c) Alternatively, the entire solder seam may be heated simultaneously by means of a suitable diode laser array. In this case, the diode laser array radiates through the cover or through the cover and the substrate. This results in simultaneous softening of the entire seam. This enables the two display panes to move uniformly closer together under the weight of the upper pane or as a result of the application of a compressive force, so that better contact can be achieved between soldering glass and the glass panes which are to be joined. And it is noted that the statements which have been made under a) and b) in connection with IR transmission apply to this option too.
d) In all the abovementioned soldering processes, a laser with a reduced output per unit area, for example, as a result of an out-of-focus setting or a reduction in the absolute power, can also be used for preheating or reheating, in order to prevent the formation of cracks resulting from the concentrated introduction of, heat or the annealable stresses which result.
e) In all the soldering processes, moreover, it is possible, by using a suitable device, to carry out the soldering under protective gas, in order to suitably protect the diode array and conductor tracks.
The housing is formed by a flat glass which is transparent in the visible and near IR as cover 5, the side walls 6 being made completely or partially from soldering glass. The soldering glass forms a bank, often referred to as a bead or seam. The cover 5 is a flat pane with vertical walls.
In a further preferred embodiment (
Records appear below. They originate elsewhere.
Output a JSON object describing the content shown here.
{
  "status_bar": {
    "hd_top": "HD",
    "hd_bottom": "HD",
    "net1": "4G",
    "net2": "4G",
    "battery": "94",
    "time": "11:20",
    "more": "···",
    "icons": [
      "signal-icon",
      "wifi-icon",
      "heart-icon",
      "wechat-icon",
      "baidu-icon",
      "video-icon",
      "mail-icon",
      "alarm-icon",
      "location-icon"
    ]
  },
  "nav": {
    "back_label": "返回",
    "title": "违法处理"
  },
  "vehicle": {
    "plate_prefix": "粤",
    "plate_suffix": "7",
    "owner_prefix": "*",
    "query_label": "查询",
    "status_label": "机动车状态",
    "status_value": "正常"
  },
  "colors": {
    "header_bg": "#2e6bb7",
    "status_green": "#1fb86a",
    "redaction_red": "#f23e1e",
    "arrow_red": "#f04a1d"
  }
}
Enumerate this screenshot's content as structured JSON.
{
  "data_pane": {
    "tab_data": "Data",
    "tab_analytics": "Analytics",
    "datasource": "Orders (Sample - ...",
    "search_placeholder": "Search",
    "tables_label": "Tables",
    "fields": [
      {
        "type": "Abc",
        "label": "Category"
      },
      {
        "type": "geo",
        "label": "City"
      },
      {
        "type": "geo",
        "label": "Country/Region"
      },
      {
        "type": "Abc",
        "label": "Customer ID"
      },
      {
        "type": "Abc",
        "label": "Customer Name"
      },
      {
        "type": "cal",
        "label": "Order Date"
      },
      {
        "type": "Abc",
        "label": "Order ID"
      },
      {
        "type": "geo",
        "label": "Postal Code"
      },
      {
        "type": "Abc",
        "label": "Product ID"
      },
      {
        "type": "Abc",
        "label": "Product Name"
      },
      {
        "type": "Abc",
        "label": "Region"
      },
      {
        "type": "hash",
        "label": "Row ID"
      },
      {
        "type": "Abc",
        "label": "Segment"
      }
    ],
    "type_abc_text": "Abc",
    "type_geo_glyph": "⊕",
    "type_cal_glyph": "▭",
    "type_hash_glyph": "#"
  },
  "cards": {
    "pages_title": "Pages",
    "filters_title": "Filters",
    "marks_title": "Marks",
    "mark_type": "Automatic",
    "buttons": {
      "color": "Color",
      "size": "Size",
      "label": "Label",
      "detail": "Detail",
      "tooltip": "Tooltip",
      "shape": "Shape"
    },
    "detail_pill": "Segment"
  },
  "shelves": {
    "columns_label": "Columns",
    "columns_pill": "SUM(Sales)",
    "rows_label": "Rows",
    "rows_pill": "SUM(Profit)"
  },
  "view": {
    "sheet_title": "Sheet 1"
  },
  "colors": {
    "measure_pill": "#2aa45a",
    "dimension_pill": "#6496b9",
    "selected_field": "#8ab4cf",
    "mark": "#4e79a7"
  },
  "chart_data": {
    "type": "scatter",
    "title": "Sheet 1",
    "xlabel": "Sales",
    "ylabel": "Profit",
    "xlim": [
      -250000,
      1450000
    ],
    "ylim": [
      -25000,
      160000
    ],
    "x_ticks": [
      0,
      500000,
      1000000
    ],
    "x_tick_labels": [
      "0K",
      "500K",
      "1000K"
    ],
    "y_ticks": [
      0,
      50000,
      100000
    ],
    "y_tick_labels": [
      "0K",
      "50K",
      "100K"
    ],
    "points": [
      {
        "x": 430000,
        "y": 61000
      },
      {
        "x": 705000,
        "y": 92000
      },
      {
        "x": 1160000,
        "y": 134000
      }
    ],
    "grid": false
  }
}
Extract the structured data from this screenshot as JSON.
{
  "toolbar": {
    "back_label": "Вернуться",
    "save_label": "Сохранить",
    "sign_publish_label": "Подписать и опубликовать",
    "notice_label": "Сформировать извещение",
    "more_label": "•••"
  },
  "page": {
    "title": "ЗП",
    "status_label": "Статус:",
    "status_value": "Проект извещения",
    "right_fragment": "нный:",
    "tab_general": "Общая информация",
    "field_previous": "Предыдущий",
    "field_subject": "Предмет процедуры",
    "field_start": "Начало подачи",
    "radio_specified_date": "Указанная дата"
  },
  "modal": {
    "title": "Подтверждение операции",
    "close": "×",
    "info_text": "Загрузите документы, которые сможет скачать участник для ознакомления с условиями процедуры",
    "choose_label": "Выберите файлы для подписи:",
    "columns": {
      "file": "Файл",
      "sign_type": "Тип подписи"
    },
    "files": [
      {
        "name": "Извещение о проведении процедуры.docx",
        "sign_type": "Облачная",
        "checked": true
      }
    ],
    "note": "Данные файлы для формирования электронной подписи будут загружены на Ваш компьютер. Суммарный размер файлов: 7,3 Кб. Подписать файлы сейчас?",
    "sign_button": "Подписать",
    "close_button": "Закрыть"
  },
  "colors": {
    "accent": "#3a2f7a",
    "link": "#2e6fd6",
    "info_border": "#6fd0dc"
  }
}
The production process is carried out in such a way that the substrate and cover used are in each case a flat glass, for example, such as a SODALINE display glass produced by MERCK. The soldering glass used may be a soldering glass of suitably matched coefficient of thermal expansion produced by CERDEC AG (CERDEC 10104). If appropriate, 2% by weight of Fe2O3 can be added to this soldering glass in order to improve the IR absorption. Furthermore, a binder can be admixed to the soldering glass; an example of a suitable binder is Cerdec 80858 or ICI Elvacite 2045 . It is also noted that it is important to be able to expel the binder at below the softening point of the soldering glass (which for Cerdec 10104 is 440° C.).
Addition of 1 to 4% by weight of Fe2O3 is particularly suitable. Other suitable additives as absorbers are metal oxides which can be selected according to the desired absorption capacity.
If ELVACITE is used as the binder, the solder may be firstly heated at 400° C. and then sintered onto the substrate at 500° C. This may be followed by fusion by means of an Nd-YAG laser which can be operated in pulsed mode. The load on the material can be accurately metered by means of pulse duration and pause time.
Alternatively, if CERDEC 80858 is used as the binder, it may be removed by heating at 420° C., and the soldering glass may then be sintered to the substrate and to the cover at 520° C. Fusion can be effected by means of a continuous Nd-YAG laser.
A further alternative is to use an IR diode laser or CO2 laser, as is known in other contexts (see, for example, WO 00/12256).
In another embodiment, the housing has separate side walls made from glass, and the soldering glass in each case is introduced between the side walls and the cover or substrate.
Additional advantages and modifications will readily occur to those skilled in the art. Therefore, the invention in its broader aspects is not limited to the specific details, representative devices, and illustrated examples shown and described herein. Accordingly, various modifications may be made without departing from the spirit or scope of the general inventive concept as defined by the appended claims and their equivalents.
This application claims the priority benefit of German Application No. 10219951.5 filed May 3, 2002, the entire contents of which are incorporated herein by reference.